Playing here in Allentown
Everyone saw it on the program: "Allentown."
And when the time arrived to perform the song which landed Billy Joel on the Top 20 charts and in hot water with Allentown officials, piano man Joe Boucher couldn't have put it better.
"I grew up in a factory town. And when I heard this song, it spoke to me," Boucher said in introducing the song from Billy Joel's 1982 "Nylon Curtain" album that reached No. 17 and charted for six weeks in Billboard.
"The song has had a major place in my heart and it's so great to be here and see that Allentown's thriving," Boucher said.
With that, the factory whistle emblematic of the recording sounded as did the clank of metal and Boucher began, "Well, we're living here in Allentown ... " to audience cheers and applause.
The rains cleared at sunset and a rainbow arced over Allentown's Miller Symphony Hall just before the annual "Pops Concert" May 11 by the Allentown Symphony Orchestra, led by Associate Conductor Ronald Demkee, with the theme "Piano Men: the Music of Elton & Billy."
Boucher, at the concert grand, sang and played 19 songs, along with Gary Backstrom, electric guitar, vocals; Chris Eastburn, bass, vocals; and Steve Ellsworth, drums, and the ASO.
Songs by Elton John and Billy Joel alternated. Joel's "Angry Young Man," which opened the two-hour show, including intermission, was followed by John's "Your Song."
Was it intentional or coincidence that John's "Sorry Seems to Be the Hardest Word" followed "Allentown"?
Indeed, Joel's "Moving Out (Anthony's Song)" followed "Sorry."
Still, a huge ovation greeted the conclusion of "Allentown." You only needed look out the lobby doors of the hall at intermission and across Sixth Street to see the illuminated 11-story steel superstructure for the Seventh and Hamilton streets headquarters of National Penn Banchshares, Inc., parent firm of Lehigh Valley bank KNBT, and the steel rising for the PPL Arena beyond, to realize that Billy Joel's "Allentown" may require a lyric brush-up.

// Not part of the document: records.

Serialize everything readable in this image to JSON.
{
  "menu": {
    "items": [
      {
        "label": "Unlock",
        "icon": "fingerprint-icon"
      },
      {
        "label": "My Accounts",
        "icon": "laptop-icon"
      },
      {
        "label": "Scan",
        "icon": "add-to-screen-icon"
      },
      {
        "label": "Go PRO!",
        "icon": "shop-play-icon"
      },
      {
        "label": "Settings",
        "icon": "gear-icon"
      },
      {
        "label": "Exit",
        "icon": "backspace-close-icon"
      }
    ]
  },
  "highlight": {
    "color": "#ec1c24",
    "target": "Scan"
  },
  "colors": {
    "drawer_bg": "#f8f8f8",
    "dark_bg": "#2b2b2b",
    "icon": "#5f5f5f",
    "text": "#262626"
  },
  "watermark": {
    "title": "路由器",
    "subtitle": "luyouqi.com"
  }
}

The audience was charmed by Morgan Reilly, a 2011 Parkland High School graduate and Muhlenberg College sophomore, who sang the Kiki Dee part in a duet with Boucher in John's "Don't Go Breaking My Heart."
The concert's other big moment was William Allen High School ninth grade student Mardochee Dade guest-conducting John's "Crocodile Rock." He was chosen at the request of Lorrie Scherline, widow of Jay A. Scherline, who was to be guest conductor, but died earlier this year.